Immutable File Patterns in vscode git: a blog to introduce patterns for file organization.
An immutable file is a file that never gets modified.
My experience using immutable files was limited to having the final version of a thesis or article in a version-controlled folder (the last version before it was published). It wasn’t until I read Jesse Kavadlo’s post on Immutable Files that I realized the power of this simple idea.
How it works
Immutability means not changing things after they are created. The benefit to keeping files immutable is that when you look at an old document, you can be sure that it will look and act the same as it did when you originally wrote it, which is not always the case if you use word processors.
There are several ways of creating immutability, but the simplest one is to just create a new document for each update and leave the old ones alone. This can be done by appending a date or number to the filename and copying over all of information from the previous document into the new one. In this way, you can always find what your document looked like on any given day without doing any more work than it takes to write your daily updates.
Immutable File Patterns in vscode git
In a previous blog, I discussed how to use the gitignore file to exclude specific files from being tracked by git. The purpose of this file is to exclude files that are not necessary or harmful to have in your repository. The .gitignore file should contain a list of file patterns that match the files that you do not want in your repo.
To help you organize your .gitignore patterns, I have created a github repo called vscode-gitignore. In it you will find a collection of .gitignore files for common programming languages and platforms. You can copy and paste the contents of these .gitignore files into your own project’s .gitignore file.
If you find any errors or omissions, please create an issue on github!
In version control systems like git, files are stored in a repository. The repository is stored in a directory that can be accessed by the user. In order to make this process efficient, users often use patterns to organize the files in their repository.
In vscode, there are three types of file patterns that are important. These are: glob patterns, gitignore patterns, and ignore patterns. Glob patterns include wild cards and support ** in paths to match any string of characters, including /. Gitignore patterns can be used to exclude files from commits and synchronization while ignore patterns can be used to exclude files from search results and outline view.
Git provides a convenient way of managing versions of files. By tracking and archiving all changes, it becomes a powerful tool to track the history of changes in files. In this blog post, I’ll introduce some patterns I use to organize and manage my code using vscode git.
1. Separate folders for different projects
2. Be consistent (folder name, file name, etc.)
3. Leave comments if necessary when committing**
The VSCode git extension has a feature that allows you to specify file patterns that you do not want to commit. The file patterns are given as glob patterns relative to your project directory.
To use this feature, add a section like the following to your vscode global settings (File > Preferences > Settings):
“**/bower_components”: true // add this line if you use bower for frontend package management and don’t want to commit bower packages to git
My organization has started to use git for our version control. Previously, we had been using a homegrown solution that was a kind of a cross between Subversion and Git in that it allowed you to have branches, but only per file. That is, you could create branches of one file, which was useful for long-running development cycles, but not so useful for merging or collaborating.

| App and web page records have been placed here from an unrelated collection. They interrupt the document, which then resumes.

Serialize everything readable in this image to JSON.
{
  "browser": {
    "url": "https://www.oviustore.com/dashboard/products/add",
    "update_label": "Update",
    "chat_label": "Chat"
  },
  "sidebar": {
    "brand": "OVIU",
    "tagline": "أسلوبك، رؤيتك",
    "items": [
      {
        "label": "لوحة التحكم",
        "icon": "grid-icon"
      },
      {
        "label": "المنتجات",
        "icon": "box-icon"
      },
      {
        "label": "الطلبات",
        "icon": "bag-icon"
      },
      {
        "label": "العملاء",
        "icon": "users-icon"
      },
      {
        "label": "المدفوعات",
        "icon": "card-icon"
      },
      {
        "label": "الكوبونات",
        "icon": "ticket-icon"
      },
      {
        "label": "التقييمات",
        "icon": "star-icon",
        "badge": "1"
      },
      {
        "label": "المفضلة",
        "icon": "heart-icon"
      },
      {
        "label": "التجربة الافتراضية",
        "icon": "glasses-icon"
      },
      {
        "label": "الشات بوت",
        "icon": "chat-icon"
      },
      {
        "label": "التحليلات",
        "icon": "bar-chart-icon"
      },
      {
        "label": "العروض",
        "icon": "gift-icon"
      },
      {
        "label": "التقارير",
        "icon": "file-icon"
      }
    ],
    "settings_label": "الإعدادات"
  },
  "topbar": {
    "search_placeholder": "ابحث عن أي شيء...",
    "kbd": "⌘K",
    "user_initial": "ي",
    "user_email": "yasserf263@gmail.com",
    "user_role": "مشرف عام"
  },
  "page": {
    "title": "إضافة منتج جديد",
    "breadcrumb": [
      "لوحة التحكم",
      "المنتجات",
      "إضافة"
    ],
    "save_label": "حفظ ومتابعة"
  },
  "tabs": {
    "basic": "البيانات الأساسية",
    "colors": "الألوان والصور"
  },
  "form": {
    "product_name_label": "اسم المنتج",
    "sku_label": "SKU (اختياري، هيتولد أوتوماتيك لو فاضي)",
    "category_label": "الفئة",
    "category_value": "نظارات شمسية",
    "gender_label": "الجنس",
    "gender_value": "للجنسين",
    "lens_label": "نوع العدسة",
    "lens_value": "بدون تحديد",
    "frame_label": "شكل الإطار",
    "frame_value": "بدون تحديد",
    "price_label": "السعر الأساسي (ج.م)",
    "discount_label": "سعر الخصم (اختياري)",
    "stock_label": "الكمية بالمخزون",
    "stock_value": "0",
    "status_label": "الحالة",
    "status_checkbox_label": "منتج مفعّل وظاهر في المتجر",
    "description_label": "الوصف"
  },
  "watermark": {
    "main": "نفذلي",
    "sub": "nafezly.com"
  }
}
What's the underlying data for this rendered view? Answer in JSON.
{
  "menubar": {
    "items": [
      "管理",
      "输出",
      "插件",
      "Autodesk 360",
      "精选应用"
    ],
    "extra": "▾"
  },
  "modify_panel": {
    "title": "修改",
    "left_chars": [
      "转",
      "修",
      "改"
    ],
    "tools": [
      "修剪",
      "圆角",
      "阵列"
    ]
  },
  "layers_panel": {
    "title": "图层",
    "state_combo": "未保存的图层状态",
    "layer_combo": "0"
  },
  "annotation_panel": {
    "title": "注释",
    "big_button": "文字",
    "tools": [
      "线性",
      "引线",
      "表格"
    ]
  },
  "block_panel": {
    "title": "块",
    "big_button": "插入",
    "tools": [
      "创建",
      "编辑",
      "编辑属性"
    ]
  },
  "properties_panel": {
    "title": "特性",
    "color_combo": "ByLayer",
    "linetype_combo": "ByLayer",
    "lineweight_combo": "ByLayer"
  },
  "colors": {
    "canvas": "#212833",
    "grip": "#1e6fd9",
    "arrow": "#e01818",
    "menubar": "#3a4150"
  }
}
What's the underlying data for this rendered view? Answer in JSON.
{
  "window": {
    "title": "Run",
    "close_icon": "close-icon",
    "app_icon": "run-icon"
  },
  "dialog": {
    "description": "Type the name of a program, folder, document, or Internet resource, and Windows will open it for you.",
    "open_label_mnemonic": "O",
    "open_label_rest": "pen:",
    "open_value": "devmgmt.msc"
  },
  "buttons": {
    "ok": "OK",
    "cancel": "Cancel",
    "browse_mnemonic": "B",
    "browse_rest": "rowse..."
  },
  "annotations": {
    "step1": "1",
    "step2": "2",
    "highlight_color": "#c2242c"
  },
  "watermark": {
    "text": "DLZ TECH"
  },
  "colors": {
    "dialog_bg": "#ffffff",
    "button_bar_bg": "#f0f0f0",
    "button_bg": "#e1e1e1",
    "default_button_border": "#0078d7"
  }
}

Because some people used the existing system to track every single iteration of their work, we have received a lot of pushback from users about switching to git because they are afraid of losing that history. I think they are beginning to get over their initial resistance now that they can see how much better git is at merging than what we had previously. The biggest issue right now is the fact that we are writing code in an unstructured way. Everything is in one big folder with no real structure within it.
We want to change this and introduce subfolders, etc., but it is a daunting task to move all the files into different folders. It would be very easy if we were just starting out because then we could just create the correct folder structure and put the files in there as we went along, but retroactively trying to make sense of it all is pretty difficult.
When you work in a team, your files are stored in a remote repository. You can clone a copy of this repository on your machine and make changes to it. If you add and commit these changes, the files in your local repository will be different from those in the remote repository (unless you’re the only person working on that branch).
When you push your local changes back to the remote repository, git will try to merge them automatically with the latest version of that file. Let’s say that you’ve modified line 5 out of 100 lines in a remote file. You can tell git to add that change and commit it. When you push, git analyzes the difference between your local version and the remote version and updates all 100 lines in their entirety.
To learn more about how git works, check out our [blog](https://www.github.com/blog)